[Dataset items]
☆ ☆ ☆
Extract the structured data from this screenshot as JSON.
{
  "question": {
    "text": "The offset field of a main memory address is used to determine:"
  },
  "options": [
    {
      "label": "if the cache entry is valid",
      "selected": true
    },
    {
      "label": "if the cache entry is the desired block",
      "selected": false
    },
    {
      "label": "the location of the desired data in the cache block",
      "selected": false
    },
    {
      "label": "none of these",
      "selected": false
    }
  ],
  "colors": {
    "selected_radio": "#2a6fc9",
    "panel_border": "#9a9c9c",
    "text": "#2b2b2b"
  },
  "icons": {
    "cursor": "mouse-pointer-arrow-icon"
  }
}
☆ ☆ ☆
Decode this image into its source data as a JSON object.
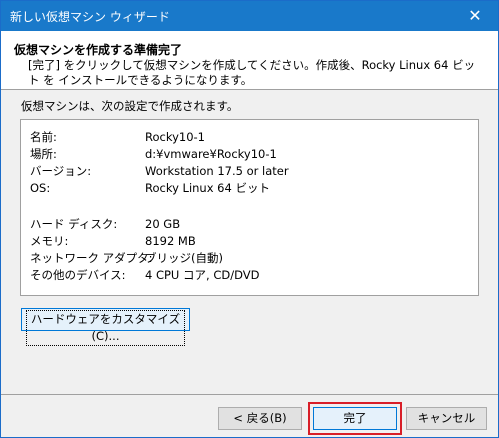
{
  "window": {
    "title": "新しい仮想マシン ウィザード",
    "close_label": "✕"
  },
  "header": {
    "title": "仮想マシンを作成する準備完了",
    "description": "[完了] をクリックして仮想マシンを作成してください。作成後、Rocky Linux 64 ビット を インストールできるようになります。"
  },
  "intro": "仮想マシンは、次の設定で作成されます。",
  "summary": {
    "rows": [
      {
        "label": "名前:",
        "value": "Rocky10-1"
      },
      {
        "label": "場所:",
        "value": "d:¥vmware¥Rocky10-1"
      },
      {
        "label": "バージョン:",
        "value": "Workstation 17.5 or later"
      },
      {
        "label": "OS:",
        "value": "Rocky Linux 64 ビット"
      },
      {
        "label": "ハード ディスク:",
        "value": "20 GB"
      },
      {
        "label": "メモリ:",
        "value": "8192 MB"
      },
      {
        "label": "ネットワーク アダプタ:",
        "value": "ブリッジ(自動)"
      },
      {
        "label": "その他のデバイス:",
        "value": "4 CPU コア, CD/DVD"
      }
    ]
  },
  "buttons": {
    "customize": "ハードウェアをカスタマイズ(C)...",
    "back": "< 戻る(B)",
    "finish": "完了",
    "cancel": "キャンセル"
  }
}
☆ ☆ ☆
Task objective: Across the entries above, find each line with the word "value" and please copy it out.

Output:
        "value": "Rocky10-1"
        "value": "d:¥vmware¥Rocky10-1"
        "value": "Workstation 17.5 or later"
        "value": "Rocky Linux 64 ビット"
        "value": "20 GB"
        "value": "8192 MB"
        "value": "ブリッジ(自動)"
        "value": "4 CPU コア, CD/DVD"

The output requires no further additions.